Part of the antagonist philosophy also makes us believe (on some subconscious level) that whoever is playing the antagonist is laughing and living things up at our expense; that the antagonist delights in a perverse mockery of our struggles. This contributes to taking losses so personally. However, this, too, is an illusion, as the universe (for which you are a child of) has no rival. The idea of a twisted maniac celebrating our demise is again a construction of artists and storytellers – not a truth of the universe; it is simply a philosophy which has grown into a belief system. In the old days, it would have seemed fitting, as tribes warred against other tribes – life was a series of struggles and clashes between what appeared to be (and oftentimes were) consistent rivals. But let’s face it – that was on a societal level.
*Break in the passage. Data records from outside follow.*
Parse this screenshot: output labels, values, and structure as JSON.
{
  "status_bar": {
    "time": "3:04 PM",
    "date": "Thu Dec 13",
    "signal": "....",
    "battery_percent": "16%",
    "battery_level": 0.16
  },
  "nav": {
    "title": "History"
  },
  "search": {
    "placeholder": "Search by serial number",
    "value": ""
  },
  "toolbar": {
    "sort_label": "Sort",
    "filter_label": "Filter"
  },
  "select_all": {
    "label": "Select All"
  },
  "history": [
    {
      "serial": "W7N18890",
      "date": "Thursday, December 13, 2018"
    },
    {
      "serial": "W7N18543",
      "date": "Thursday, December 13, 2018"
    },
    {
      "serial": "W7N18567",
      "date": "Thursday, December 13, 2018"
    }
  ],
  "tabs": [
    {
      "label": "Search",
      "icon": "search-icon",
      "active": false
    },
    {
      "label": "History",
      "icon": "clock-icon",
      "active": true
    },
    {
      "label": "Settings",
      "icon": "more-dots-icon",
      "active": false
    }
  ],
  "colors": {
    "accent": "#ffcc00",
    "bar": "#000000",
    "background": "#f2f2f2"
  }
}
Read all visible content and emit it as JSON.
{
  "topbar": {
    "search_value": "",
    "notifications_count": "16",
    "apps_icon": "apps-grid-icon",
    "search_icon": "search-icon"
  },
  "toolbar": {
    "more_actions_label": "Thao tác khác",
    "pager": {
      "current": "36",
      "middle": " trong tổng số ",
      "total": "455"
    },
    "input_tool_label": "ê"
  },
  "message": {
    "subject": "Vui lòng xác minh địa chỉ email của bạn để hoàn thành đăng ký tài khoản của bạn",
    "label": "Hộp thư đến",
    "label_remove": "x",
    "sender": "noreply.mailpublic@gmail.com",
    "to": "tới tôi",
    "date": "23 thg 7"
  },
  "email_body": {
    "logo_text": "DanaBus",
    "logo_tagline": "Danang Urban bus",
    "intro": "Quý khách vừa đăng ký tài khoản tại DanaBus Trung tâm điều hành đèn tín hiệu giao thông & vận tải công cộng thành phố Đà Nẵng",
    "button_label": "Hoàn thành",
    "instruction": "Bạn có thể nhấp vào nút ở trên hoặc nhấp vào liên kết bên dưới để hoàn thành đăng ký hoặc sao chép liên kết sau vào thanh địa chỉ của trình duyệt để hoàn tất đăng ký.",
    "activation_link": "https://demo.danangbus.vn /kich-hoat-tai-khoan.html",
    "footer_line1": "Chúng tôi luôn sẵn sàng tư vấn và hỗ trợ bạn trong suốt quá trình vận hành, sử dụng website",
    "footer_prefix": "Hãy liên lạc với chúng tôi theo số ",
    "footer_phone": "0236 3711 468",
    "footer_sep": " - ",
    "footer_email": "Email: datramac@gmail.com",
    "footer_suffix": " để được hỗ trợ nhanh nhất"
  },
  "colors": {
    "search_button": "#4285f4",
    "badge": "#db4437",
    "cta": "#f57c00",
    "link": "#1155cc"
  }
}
On the base of a single individual and his or her life, there isn’t an archrival or nemesis wholly designed or birthed to counter one’s every move. There is only the energy and drive of life and the universe – whose sole purpose is to expand and grow. Whatever obstacles or challenges we encounter, we must do our best to acknowledge NOT as an obstruction laid on the path of our journey by some entity hell-bent on destroying us. No. We must examine the challenges and determine – in the light of a loving and expanding universe – if the challenges are meant to steer us in a greater direction, or if we have placed them there as the result of our inner psychological NEED for the appearance of an antagonist. (If it’s in your belief system, you WILL create it).
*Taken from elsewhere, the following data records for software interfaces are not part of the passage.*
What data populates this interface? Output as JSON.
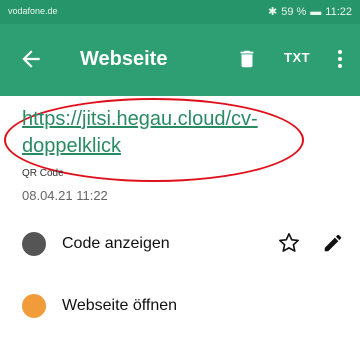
{
  "status_bar": {
    "carrier": "vodafone.de",
    "battery": "59 %",
    "time": "11:22"
  },
  "app_bar": {
    "title": "Webseite",
    "txt_label": "TXT"
  },
  "content": {
    "url": "https://jitsi.hegau.cloud/cv-doppelklick",
    "type_label": "QR Code",
    "timestamp": "08.04.21 11:22"
  },
  "actions": {
    "show_code": "Code anzeigen",
    "open_website": "Webseite öffnen"
  },
  "colors": {
    "primary": "#2e9e73",
    "status_bar": "#27956a",
    "link": "#2a8a64",
    "highlight_oval": "#e0101a",
    "web_icon": "#f29b3a"
  },
  "icons": [
    "back-icon",
    "trash-icon",
    "txt-icon",
    "more-icon",
    "code-icon",
    "star-icon",
    "pen-icon",
    "web-icon"
  ]
}
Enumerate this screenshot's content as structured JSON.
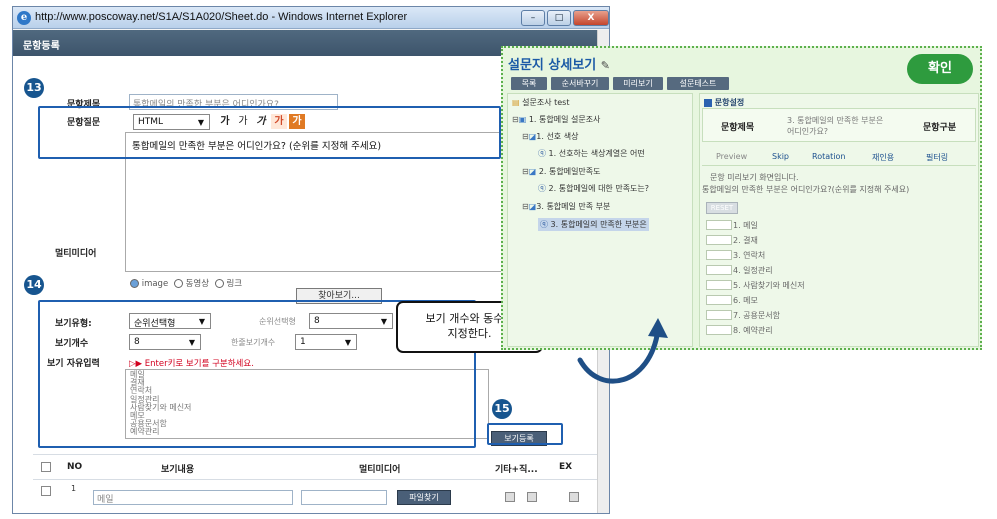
{
  "browser": {
    "title": "http://www.poscoway.net/S1A/S1A020/Sheet.do - Windows Internet Explorer",
    "min_label": "–",
    "max_label": "□",
    "close_label": "X"
  },
  "page": {
    "header_title": "문항등록"
  },
  "form": {
    "title_label": "문항제목",
    "title_value": "통합메일의 만족한 부분은 어디인가요?",
    "question_label": "문항질문",
    "format_select": "HTML",
    "format_buttons": [
      "가",
      "가",
      "가",
      "가",
      "가"
    ],
    "question_text": "통합메일의 만족한 부분은 어디인가요? (순위를 지정해 주세요)",
    "multimedia_label": "멀티미디어",
    "media_options": [
      "image",
      "동영상",
      "링크"
    ],
    "browse_button": "찾아보기...",
    "view_type_label": "보기유형:",
    "view_type_value": "순위선택형",
    "rank_select_label": "순위선택형",
    "rank_select_value": "8",
    "view_count_label": "보기개수",
    "view_count_value": "8",
    "per_row_label": "한줄보기개수",
    "per_row_value": "1",
    "free_input_label": "보기 자유입력",
    "free_input_hint": "▷▶ Enter키로 보기를 구분하세요.",
    "free_input_items": [
      "메일",
      "결재",
      "연락처",
      "일정관리",
      "사람찾기와 메신저",
      "메모",
      "공용문서함",
      "예약관리"
    ],
    "register_button": "보기등록"
  },
  "table": {
    "headers": [
      "NO",
      "보기내용",
      "멀티미디어",
      "기타+직...",
      "EX"
    ],
    "rows": [
      {
        "no": "1",
        "content": "메일",
        "file_button": "파일찾기"
      }
    ]
  },
  "steps": [
    "13",
    "14",
    "15"
  ],
  "callout": {
    "line1": "보기 개수와 동수로",
    "line2": "지정한다."
  },
  "detail_panel": {
    "title": "설문지 상세보기",
    "confirm_button": "확인",
    "tabs": [
      "목록",
      "순서바꾸기",
      "미리보기",
      "설문테스트"
    ],
    "tree": [
      "설문조사 test",
      "1. 통합메일 설문조사",
      "1. 선호 색상",
      "1. 선호하는 색상계열은 어떤",
      "2. 통합메일만족도",
      "2. 통합메일에 대한 만족도는?",
      "3. 통합메일 만족 부분",
      "3. 통합메일의 만족한 부분은"
    ],
    "settings_title": "문항설정",
    "col_title_label": "문항제목",
    "col_title_value": "3. 통합메일의 만족한 부분은 어디인가요?",
    "col_type_label": "문항구분",
    "preview_tabs": [
      "Preview",
      "Skip",
      "Rotation",
      "재인용",
      "필터링"
    ],
    "preview_note": "문항 미리보기 화면입니다.",
    "preview_question": "통합메일의 만족한 부분은 어디인가요?(순위를 지정해 주세요)",
    "reset_button": "RESET",
    "options": [
      "1. 메일",
      "2. 결재",
      "3. 연락처",
      "4. 일정관리",
      "5. 사람찾기와 메신저",
      "6. 메모",
      "7. 공용문서함",
      "8. 예약관리"
    ]
  }
}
So – what’s stopping or blocking you? It isn’t anything outside of yourself. The universe (Spirit) is a loving and empowering force – the expansion of life and progress. Perhaps your nemesis is only an angle of your own inner perception. Perhaps obstacles – instead of being taken as the latest attempt by some Phantom Menace to derail your life – could be seen as a loving universe informing you “your best outcome will not be found here. Don’t dwell on me, just use me as a sign. I’m not here to destroy you, but rather empower you by showing you this is not the way.” In that light, perhaps we should THANK our obstacles and move on, versus putting on our boxing gloves or reaching for the latest psychological weapon of self-defense and go to war. If it’s not the greater universe, then it can only be yourself manifesting your own Phantom Menace.
It’s only a psychological structure.
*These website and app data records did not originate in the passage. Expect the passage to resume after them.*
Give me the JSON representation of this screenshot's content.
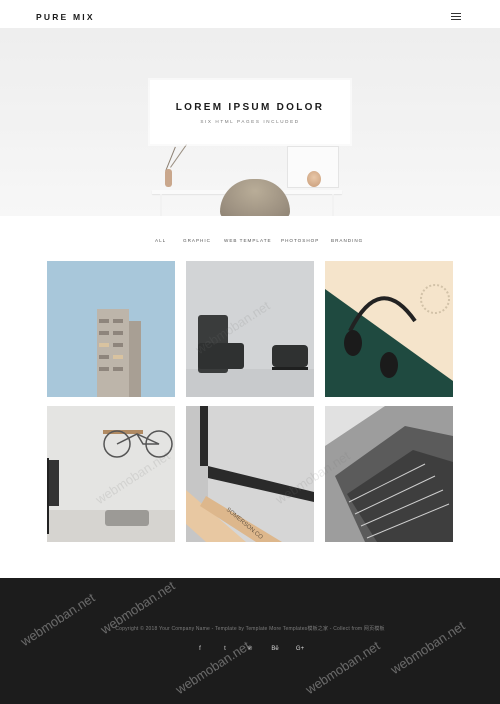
{
  "header": {
    "brand": "PURE MIX",
    "menu_icon": "hamburger-menu-icon"
  },
  "hero": {
    "title": "LOREM IPSUM DOLOR",
    "subtitle": "SIX HTML PAGES INCLUDED"
  },
  "filters": [
    "ALL",
    "GRAPHIC",
    "WEB TEMPLATE",
    "PHOTOSHOP",
    "BRANDING"
  ],
  "portfolio": [
    {
      "image": "building-photo"
    },
    {
      "image": "armchair-photo"
    },
    {
      "image": "headphones-photo"
    },
    {
      "image": "bicycle-room-photo"
    },
    {
      "image": "wooden-stool-photo"
    },
    {
      "image": "architecture-photo"
    }
  ],
  "footer": {
    "copyright": "Copyright © 2018 Your Company Name - Template by Template More Templates模板之家 - Collect from 网页模板",
    "social": [
      {
        "icon": "facebook-icon",
        "glyph": "f"
      },
      {
        "icon": "twitter-icon",
        "glyph": "t"
      },
      {
        "icon": "pinterest-icon",
        "glyph": "℗"
      },
      {
        "icon": "behance-icon",
        "glyph": "Bē"
      },
      {
        "icon": "google-plus-icon",
        "glyph": "G+"
      }
    ]
  },
  "watermark": "webmoban.net",
  "colors": {
    "footer_bg": "#1c1c1c",
    "hero_bg": "#efefef",
    "text": "#1b1b1b"
  }
}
Psychological structures can be changed.
There’s a phrase we use in offering advice to others we see struggling with certain issues: “You need to give yourself PERMISSION.” That’s another clue of the inner Phantom Menace psychological structure. How often do we apply that to ourselves? No such nemesis really exists – it is simply our own thoughts.
When we set a goal, we oftentimes try to imagine what obstacles we must overcome – which in some cases, is automatically INSERTING the Phantom Menace! Now, there’s nothing wrong with trying to determine where the most work might be needed for success, but more work does not mean “arch rival pounding against me.” How self-critical and judgmental can we be with ourselves, eh?
When you were born into the world, there was not another being born at the same time whose sole life mission was to challenge and obstruct you at every turn. So don’t create that psychology for yourself. Better yet, obliterate such thinking from your consciousness. Life will feel much more expansive and certainly more inviting.